_Task to carry out_
For each line below that includes the string "Personnaliser", show the whole line.

_Excerpts from an interface dataset_
[Start of section]
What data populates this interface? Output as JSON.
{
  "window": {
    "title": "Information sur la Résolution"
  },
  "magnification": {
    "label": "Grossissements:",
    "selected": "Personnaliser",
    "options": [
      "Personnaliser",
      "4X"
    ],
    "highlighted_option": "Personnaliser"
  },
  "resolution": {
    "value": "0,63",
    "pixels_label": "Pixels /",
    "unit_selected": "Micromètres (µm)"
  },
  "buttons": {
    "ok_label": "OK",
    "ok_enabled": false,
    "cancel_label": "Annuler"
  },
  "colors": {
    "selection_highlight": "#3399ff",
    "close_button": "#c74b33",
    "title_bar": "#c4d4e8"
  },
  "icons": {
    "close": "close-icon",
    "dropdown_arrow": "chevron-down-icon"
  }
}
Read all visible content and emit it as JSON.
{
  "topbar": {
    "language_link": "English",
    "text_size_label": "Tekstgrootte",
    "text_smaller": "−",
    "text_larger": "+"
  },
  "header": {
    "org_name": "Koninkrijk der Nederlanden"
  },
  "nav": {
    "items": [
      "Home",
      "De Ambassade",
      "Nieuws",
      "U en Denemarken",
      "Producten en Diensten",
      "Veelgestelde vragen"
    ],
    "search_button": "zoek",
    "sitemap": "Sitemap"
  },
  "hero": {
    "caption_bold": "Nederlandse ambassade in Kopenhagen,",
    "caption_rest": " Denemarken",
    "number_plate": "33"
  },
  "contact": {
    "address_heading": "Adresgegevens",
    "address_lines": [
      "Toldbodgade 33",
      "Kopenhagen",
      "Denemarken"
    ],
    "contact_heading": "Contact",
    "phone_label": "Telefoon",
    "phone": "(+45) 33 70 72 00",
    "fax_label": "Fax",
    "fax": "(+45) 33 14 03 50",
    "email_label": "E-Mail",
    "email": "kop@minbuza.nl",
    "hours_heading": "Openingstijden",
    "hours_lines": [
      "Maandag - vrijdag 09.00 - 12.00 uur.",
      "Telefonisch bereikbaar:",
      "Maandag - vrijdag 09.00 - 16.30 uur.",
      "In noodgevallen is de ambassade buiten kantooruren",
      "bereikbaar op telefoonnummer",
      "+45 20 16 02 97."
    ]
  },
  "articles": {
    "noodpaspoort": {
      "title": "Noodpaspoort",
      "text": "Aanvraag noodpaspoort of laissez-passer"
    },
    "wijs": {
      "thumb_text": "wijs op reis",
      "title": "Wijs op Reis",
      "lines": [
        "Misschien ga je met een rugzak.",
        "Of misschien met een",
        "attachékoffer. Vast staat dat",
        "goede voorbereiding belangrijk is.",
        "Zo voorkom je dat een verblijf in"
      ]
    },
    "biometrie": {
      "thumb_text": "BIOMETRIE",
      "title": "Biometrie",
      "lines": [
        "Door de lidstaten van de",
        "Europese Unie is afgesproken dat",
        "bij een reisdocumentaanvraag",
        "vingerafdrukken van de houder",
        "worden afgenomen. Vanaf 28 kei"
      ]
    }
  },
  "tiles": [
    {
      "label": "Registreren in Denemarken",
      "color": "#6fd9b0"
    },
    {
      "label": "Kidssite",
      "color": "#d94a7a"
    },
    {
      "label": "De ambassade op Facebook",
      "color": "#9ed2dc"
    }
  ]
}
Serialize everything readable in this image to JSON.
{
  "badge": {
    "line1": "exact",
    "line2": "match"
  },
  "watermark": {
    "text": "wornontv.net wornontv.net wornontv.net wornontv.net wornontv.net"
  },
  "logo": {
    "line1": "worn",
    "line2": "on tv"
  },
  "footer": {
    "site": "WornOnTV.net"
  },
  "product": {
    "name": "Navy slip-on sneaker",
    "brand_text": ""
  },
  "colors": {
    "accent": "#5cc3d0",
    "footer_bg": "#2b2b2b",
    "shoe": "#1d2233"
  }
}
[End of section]
_Result of this task_
    "selected": "Personnaliser",
      "Personnaliser",
    "highlighted_option": "Personnaliser"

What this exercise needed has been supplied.